Comparing times and dates in Ruby

In one of the Rails projects I’m involved with, we do most of the local development against SQLite and then deploy against Oracle. This is a bit annoying for many reasons, but by far the largest cause of trouble is the handling of dates. I haven’t exactly figured out the rules, but for some reason sometimes Oracle returns DateTime in situations where SQLite returns a Date. This usually causes quite subtle problems that have effects in other parts of the application. This brings me to the small piece of advice I wanted to talk about in this column. Always make sure that you know if you are working with a Date, a Time or a DateTime, since these all have slightly different behavior, especially when it comes to comparisons.

The rule is quite simple. If you think you can have a Time object, make sure to turn it into a DateTime object before trying to compare it to a Date object. What happens otherwise? Unfunny things: < #ArgumentError: comparison of Date with Time failed > #true == #false == #nil <=> #nil != #true

The first time I saw some of these results, I was a bit confused. Especially the last three. But they do make a twisted kind of sense. Namely, it’s OK for the <=> operator to return nil if it can’t do a comparison between two objects. And the != in Ruby is hardcoded to return the inverse of the value returned from ==, and the since nil is a falsey value, the inverse of that becomes true.

What I wanted to mention with these things is that you should always make sure you don’t have the Date on the left hand side of a comparison.
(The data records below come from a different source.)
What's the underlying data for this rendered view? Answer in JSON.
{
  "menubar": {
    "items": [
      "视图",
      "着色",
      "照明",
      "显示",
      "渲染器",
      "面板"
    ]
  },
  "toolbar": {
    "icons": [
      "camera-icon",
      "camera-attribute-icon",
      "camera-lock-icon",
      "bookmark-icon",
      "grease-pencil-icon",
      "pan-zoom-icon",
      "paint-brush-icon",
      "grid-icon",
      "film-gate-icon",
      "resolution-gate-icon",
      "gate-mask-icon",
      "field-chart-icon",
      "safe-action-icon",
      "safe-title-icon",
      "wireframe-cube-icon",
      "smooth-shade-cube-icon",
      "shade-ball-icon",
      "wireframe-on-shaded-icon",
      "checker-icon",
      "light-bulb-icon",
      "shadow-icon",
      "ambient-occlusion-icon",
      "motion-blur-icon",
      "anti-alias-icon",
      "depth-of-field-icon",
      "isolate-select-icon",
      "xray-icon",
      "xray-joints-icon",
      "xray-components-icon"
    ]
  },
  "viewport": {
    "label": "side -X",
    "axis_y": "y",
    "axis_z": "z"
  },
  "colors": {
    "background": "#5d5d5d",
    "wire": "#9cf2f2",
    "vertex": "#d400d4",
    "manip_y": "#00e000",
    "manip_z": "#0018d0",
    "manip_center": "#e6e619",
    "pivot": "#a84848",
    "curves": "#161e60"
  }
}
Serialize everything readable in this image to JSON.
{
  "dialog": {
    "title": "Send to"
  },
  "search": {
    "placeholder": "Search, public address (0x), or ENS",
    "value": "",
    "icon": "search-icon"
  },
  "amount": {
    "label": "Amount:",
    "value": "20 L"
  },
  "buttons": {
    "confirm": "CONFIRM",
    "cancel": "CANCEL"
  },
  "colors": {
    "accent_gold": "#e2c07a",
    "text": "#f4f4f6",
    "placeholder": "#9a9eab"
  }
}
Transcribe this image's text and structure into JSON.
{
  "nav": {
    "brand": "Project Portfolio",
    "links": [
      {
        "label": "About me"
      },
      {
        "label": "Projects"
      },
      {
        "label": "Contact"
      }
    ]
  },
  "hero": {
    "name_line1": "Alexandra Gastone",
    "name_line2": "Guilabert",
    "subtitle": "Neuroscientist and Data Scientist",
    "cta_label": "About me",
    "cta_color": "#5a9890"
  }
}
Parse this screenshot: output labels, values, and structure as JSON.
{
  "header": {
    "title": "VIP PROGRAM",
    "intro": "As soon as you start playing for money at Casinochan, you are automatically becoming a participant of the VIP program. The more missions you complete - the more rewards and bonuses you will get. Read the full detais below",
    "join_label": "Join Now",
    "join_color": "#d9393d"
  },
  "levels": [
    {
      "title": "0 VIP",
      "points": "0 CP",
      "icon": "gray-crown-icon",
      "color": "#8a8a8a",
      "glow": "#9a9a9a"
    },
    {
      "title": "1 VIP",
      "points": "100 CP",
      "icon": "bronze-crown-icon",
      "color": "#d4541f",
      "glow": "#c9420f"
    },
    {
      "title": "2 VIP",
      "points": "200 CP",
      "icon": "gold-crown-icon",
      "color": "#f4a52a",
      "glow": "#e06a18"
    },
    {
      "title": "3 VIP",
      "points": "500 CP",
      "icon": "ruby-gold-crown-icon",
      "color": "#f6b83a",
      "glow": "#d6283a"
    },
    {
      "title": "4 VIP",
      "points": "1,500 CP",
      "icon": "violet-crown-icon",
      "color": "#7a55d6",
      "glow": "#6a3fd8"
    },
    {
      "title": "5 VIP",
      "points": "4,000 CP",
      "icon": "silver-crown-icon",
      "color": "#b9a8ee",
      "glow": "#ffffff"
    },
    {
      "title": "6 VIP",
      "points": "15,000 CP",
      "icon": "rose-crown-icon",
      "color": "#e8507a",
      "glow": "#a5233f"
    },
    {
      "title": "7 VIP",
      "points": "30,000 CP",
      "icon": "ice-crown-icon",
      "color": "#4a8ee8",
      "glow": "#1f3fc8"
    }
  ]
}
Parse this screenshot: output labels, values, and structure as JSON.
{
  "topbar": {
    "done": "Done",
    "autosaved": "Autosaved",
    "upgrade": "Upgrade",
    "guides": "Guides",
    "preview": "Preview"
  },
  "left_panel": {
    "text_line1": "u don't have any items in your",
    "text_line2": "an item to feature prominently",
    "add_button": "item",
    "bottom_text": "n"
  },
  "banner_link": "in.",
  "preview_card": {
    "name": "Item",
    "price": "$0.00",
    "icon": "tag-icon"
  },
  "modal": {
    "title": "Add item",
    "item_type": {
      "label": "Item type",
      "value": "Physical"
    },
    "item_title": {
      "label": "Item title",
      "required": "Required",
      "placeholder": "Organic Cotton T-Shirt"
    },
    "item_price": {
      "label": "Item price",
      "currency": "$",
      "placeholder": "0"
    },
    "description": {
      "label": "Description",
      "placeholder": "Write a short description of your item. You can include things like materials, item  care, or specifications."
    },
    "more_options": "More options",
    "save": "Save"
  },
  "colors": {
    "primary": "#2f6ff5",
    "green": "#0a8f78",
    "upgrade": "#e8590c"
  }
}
Or if you want to do a comparison, explicitly call to_date to coerce them. Finally, if you want to do date and time comparisons, I find the best behavior usually comes from coercing both sides with to_datetime before doing the comparison.

2 Comments, Comment or Ping

Reply to “Comparing times and dates in Ruby”